──────── Stored data ────────
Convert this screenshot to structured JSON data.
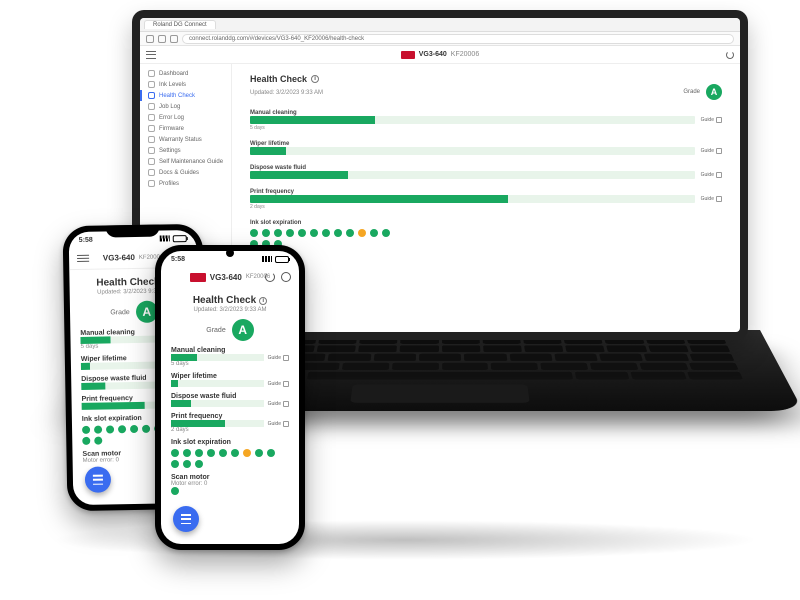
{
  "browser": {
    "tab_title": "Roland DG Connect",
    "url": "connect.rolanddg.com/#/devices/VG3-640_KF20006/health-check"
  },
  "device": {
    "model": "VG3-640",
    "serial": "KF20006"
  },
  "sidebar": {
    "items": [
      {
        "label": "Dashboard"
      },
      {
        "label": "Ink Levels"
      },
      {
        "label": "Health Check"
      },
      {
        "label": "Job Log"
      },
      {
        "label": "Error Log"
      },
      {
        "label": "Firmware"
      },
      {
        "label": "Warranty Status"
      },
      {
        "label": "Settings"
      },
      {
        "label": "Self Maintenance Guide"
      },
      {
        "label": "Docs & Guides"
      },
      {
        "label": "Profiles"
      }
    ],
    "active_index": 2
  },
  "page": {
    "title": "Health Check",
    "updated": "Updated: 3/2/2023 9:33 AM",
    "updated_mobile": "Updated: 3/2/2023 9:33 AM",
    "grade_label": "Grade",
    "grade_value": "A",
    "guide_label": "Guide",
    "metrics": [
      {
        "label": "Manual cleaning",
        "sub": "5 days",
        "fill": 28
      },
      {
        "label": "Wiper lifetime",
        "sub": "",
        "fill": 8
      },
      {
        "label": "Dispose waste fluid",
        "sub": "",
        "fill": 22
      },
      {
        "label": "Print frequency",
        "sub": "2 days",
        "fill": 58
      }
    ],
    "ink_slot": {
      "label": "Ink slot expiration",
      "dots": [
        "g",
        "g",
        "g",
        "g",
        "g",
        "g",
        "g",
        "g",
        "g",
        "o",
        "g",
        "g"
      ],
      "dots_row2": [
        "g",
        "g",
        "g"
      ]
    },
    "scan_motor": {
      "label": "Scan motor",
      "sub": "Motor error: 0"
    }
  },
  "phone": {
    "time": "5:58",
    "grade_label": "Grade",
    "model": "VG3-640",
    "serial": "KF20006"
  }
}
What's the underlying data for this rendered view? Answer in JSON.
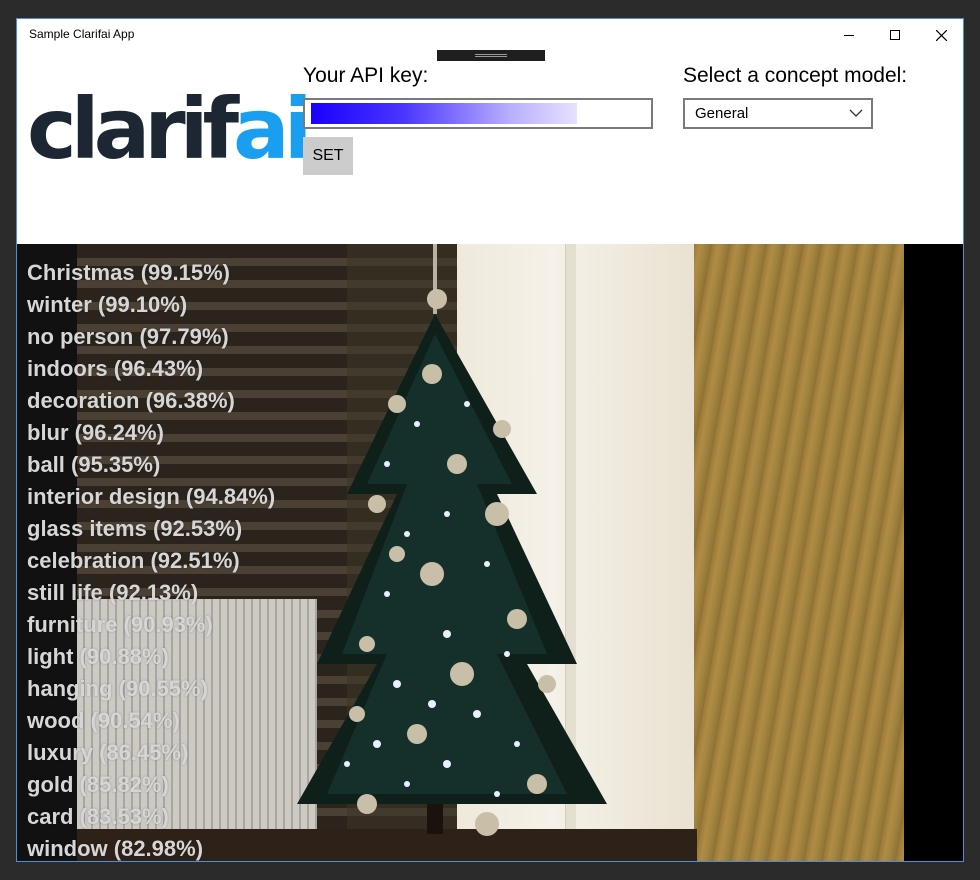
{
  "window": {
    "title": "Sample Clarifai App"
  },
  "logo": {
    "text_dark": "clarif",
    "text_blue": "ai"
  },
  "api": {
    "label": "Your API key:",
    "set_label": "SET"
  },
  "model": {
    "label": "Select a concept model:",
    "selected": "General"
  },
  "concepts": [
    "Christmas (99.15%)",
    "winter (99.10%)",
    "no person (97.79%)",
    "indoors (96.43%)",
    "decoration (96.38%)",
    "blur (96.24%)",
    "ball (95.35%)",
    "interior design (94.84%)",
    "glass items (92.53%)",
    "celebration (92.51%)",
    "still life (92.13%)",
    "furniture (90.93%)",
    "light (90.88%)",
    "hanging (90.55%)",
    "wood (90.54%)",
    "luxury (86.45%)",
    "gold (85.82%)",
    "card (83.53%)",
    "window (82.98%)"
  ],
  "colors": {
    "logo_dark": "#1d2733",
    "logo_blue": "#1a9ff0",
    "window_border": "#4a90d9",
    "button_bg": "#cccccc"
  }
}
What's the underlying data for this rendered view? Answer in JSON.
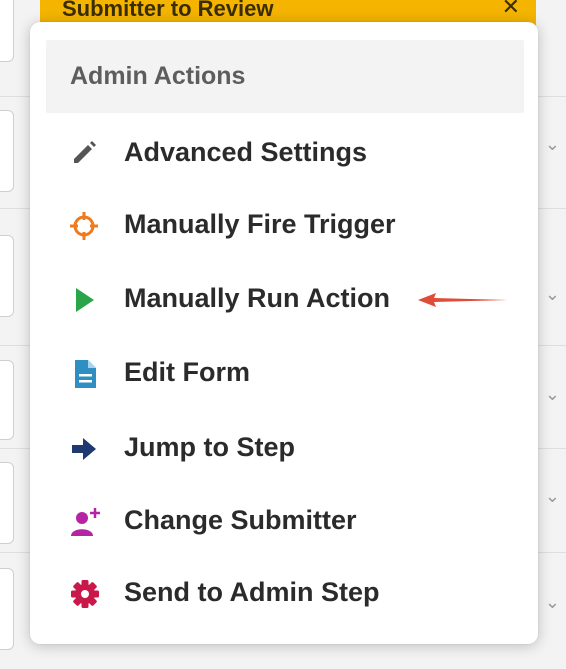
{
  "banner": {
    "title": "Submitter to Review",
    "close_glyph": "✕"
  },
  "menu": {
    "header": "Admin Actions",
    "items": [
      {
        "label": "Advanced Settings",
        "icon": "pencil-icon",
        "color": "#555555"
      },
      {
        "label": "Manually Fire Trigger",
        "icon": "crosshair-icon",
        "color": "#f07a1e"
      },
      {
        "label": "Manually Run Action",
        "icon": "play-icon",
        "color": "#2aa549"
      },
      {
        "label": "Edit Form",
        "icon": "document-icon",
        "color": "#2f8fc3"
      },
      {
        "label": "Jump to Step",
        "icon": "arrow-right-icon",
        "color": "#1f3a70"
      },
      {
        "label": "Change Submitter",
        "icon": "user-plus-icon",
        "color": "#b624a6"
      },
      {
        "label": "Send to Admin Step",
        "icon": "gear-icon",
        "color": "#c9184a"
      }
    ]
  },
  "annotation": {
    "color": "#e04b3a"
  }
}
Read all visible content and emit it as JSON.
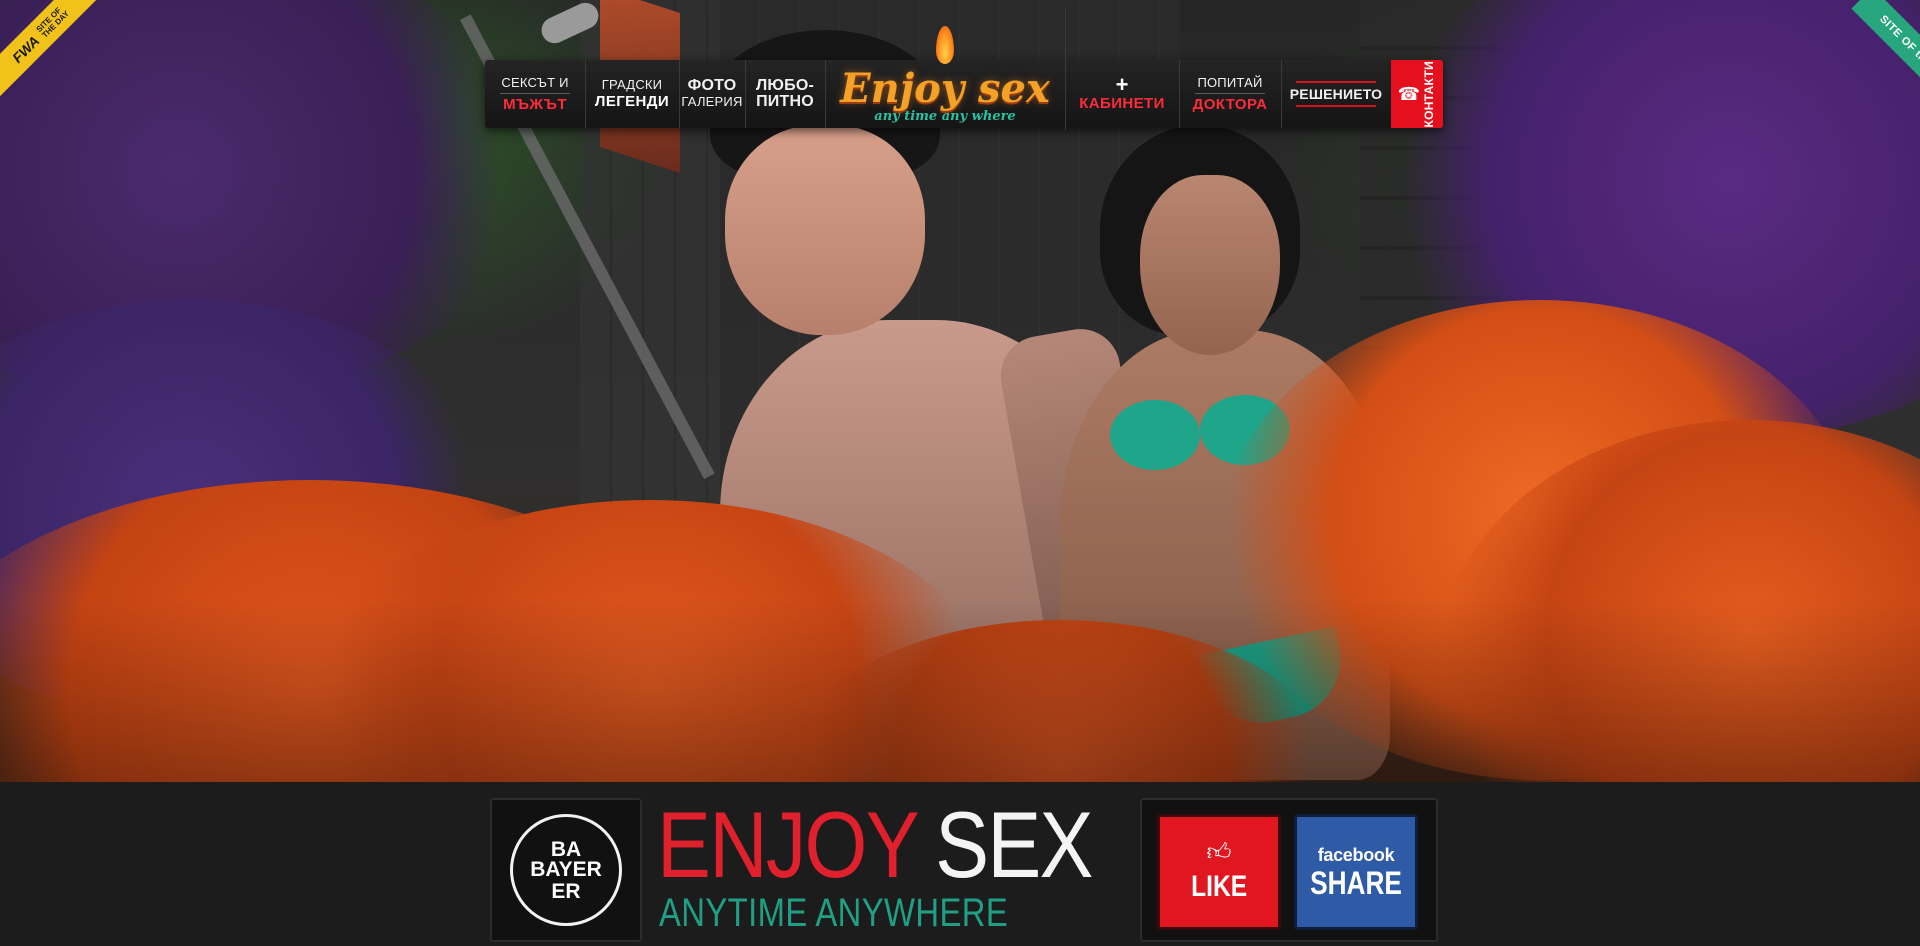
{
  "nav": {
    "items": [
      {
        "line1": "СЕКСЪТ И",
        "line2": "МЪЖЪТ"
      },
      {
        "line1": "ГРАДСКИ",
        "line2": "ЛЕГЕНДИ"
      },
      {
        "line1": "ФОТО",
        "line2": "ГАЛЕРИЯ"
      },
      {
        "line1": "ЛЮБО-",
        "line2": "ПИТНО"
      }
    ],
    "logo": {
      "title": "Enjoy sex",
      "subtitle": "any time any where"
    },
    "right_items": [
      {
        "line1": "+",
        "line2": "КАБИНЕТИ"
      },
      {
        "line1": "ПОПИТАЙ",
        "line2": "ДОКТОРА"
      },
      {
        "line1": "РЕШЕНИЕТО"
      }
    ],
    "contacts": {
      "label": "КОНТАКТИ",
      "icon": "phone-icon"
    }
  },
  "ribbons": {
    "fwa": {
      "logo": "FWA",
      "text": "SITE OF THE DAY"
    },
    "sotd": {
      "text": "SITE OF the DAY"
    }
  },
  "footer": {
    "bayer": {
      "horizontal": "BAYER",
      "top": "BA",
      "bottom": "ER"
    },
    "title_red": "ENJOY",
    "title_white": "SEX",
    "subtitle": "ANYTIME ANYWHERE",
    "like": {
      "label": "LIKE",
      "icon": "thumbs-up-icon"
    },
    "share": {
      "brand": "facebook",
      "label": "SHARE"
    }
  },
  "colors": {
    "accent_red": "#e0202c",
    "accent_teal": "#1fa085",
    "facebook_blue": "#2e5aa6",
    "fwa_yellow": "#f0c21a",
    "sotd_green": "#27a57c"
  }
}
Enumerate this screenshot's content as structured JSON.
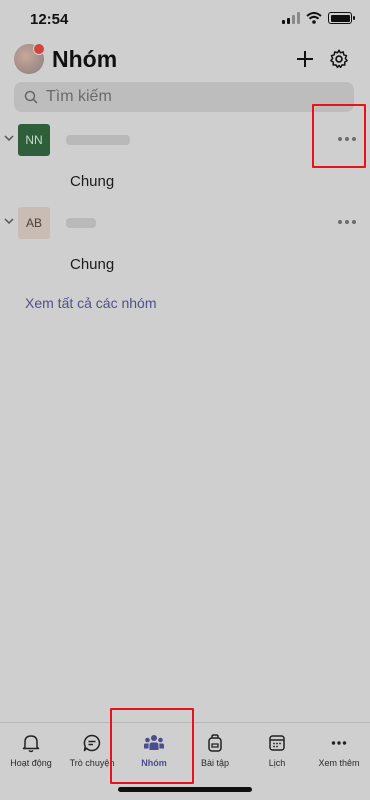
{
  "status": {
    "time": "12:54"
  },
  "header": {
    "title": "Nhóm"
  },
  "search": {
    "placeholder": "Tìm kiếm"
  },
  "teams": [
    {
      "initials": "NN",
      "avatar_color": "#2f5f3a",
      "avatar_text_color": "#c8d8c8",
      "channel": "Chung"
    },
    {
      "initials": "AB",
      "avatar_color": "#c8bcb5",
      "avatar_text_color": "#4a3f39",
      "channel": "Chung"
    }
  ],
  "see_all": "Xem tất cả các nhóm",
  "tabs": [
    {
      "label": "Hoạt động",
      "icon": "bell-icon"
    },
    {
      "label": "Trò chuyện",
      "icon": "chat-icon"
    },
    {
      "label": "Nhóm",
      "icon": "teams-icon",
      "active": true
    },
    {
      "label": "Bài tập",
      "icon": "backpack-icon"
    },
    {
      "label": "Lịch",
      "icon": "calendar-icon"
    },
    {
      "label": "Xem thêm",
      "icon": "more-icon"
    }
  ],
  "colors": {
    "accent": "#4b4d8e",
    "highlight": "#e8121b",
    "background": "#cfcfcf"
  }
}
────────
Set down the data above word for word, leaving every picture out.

Convert this screenshot to structured JSON data.
{
  "browser": {
    "tab_title": "Roland DG Connect",
    "url": "connect.rolanddg.com/#/devices/VG3-640_KF20006/health-check"
  },
  "device": {
    "model": "VG3-640",
    "serial": "KF20006"
  },
  "sidebar": {
    "items": [
      {
        "label": "Dashboard"
      },
      {
        "label": "Ink Levels"
      },
      {
        "label": "Health Check"
      },
      {
        "label": "Job Log"
      },
      {
        "label": "Error Log"
      },
      {
        "label": "Firmware"
      },
      {
        "label": "Warranty Status"
      },
      {
        "label": "Settings"
      },
      {
        "label": "Self Maintenance Guide"
      },
      {
        "label": "Docs & Guides"
      },
      {
        "label": "Profiles"
      }
    ],
    "active_index": 2
  },
  "page": {
    "title": "Health Check",
    "updated": "Updated: 3/2/2023 9:33 AM",
    "updated_mobile": "Updated: 3/2/2023 9:33 AM",
    "grade_label": "Grade",
    "grade_value": "A",
    "guide_label": "Guide",
    "metrics": [
      {
        "label": "Manual cleaning",
        "sub": "5 days",
        "fill": 28
      },
      {
        "label": "Wiper lifetime",
        "sub": "",
        "fill": 8
      },
      {
        "label": "Dispose waste fluid",
        "sub": "",
        "fill": 22
      },
      {
        "label": "Print frequency",
        "sub": "2 days",
        "fill": 58
      }
    ],
    "ink_slot": {
      "label": "Ink slot expiration",
      "dots": [
        "g",
        "g",
        "g",
        "g",
        "g",
        "g",
        "g",
        "g",
        "g",
        "o",
        "g",
        "g"
      ],
      "dots_row2": [
        "g",
        "g",
        "g"
      ]
    },
    "scan_motor": {
      "label": "Scan motor",
      "sub": "Motor error: 0"
    }
  },
  "phone": {
    "time": "5:58",
    "grade_label": "Grade",
    "model": "VG3-640",
    "serial": "KF20006"
  }
}
What's the underlying data for this rendered view? Answer in JSON.
{
  "window": {
    "title": "Sample Clarifai App"
  },
  "logo": {
    "text_dark": "clarif",
    "text_blue": "ai"
  },
  "api": {
    "label": "Your API key:",
    "set_label": "SET"
  },
  "model": {
    "label": "Select a concept model:",
    "selected": "General"
  },
  "concepts": [
    "Christmas (99.15%)",
    "winter (99.10%)",
    "no person (97.79%)",
    "indoors (96.43%)",
    "decoration (96.38%)",
    "blur (96.24%)",
    "ball (95.35%)",
    "interior design (94.84%)",
    "glass items (92.53%)",
    "celebration (92.51%)",
    "still life (92.13%)",
    "furniture (90.93%)",
    "light (90.88%)",
    "hanging (90.55%)",
    "wood (90.54%)",
    "luxury (86.45%)",
    "gold (85.82%)",
    "card (83.53%)",
    "window (82.98%)"
  ],
  "colors": {
    "logo_dark": "#1d2733",
    "logo_blue": "#1a9ff0",
    "window_border": "#4a90d9",
    "button_bg": "#cccccc"
  }
}
What's the underlying data for this rendered view? Answer in JSON.
{
  "banner": {
    "title": "Submitter to Review",
    "close_glyph": "✕"
  },
  "menu": {
    "header": "Admin Actions",
    "items": [
      {
        "label": "Advanced Settings",
        "icon": "pencil-icon",
        "color": "#555555"
      },
      {
        "label": "Manually Fire Trigger",
        "icon": "crosshair-icon",
        "color": "#f07a1e"
      },
      {
        "label": "Manually Run Action",
        "icon": "play-icon",
        "color": "#2aa549"
      },
      {
        "label": "Edit Form",
        "icon": "document-icon",
        "color": "#2f8fc3"
      },
      {
        "label": "Jump to Step",
        "icon": "arrow-right-icon",
        "color": "#1f3a70"
      },
      {
        "label": "Change Submitter",
        "icon": "user-plus-icon",
        "color": "#b624a6"
      },
      {
        "label": "Send to Admin Step",
        "icon": "gear-icon",
        "color": "#c9184a"
      }
    ]
  },
  "annotation": {
    "color": "#e04b3a"
  }
}
Read all visible content and emit it as JSON.
{
  "nav": {
    "items": [
      {
        "line1": "СЕКСЪТ И",
        "line2": "МЪЖЪТ"
      },
      {
        "line1": "ГРАДСКИ",
        "line2": "ЛЕГЕНДИ"
      },
      {
        "line1": "ФОТО",
        "line2": "ГАЛЕРИЯ"
      },
      {
        "line1": "ЛЮБО-",
        "line2": "ПИТНО"
      }
    ],
    "logo": {
      "title": "Enjoy sex",
      "subtitle": "any time any where"
    },
    "right_items": [
      {
        "line1": "+",
        "line2": "КАБИНЕТИ"
      },
      {
        "line1": "ПОПИТАЙ",
        "line2": "ДОКТОРА"
      },
      {
        "line1": "РЕШЕНИЕТО"
      }
    ],
    "contacts": {
      "label": "КОНТАКТИ",
      "icon": "phone-icon"
    }
  },
  "ribbons": {
    "fwa": {
      "logo": "FWA",
      "text": "SITE OF THE DAY"
    },
    "sotd": {
      "text": "SITE OF the DAY"
    }
  },
  "footer": {
    "bayer": {
      "horizontal": "BAYER",
      "top": "BA",
      "bottom": "ER"
    },
    "title_red": "ENJOY",
    "title_white": "SEX",
    "subtitle": "ANYTIME ANYWHERE",
    "like": {
      "label": "LIKE",
      "icon": "thumbs-up-icon"
    },
    "share": {
      "brand": "facebook",
      "label": "SHARE"
    }
  },
  "colors": {
    "accent_red": "#e0202c",
    "accent_teal": "#1fa085",
    "facebook_blue": "#2e5aa6",
    "fwa_yellow": "#f0c21a",
    "sotd_green": "#27a57c"
  }
}
Enumerate this screenshot's content as structured JSON.
{
  "status": {
    "time": "12:54"
  },
  "header": {
    "title": "Nhóm"
  },
  "search": {
    "placeholder": "Tìm kiếm"
  },
  "teams": [
    {
      "initials": "NN",
      "avatar_color": "#2f5f3a",
      "avatar_text_color": "#c8d8c8",
      "channel": "Chung"
    },
    {
      "initials": "AB",
      "avatar_color": "#c8bcb5",
      "avatar_text_color": "#4a3f39",
      "channel": "Chung"
    }
  ],
  "see_all": "Xem tất cả các nhóm",
  "tabs": [
    {
      "label": "Hoạt động",
      "icon": "bell-icon"
    },
    {
      "label": "Trò chuyện",
      "icon": "chat-icon"
    },
    {
      "label": "Nhóm",
      "icon": "teams-icon",
      "active": true
    },
    {
      "label": "Bài tập",
      "icon": "backpack-icon"
    },
    {
      "label": "Lịch",
      "icon": "calendar-icon"
    },
    {
      "label": "Xem thêm",
      "icon": "more-icon"
    }
  ],
  "colors": {
    "accent": "#4b4d8e",
    "highlight": "#e8121b",
    "background": "#cfcfcf"
  }
}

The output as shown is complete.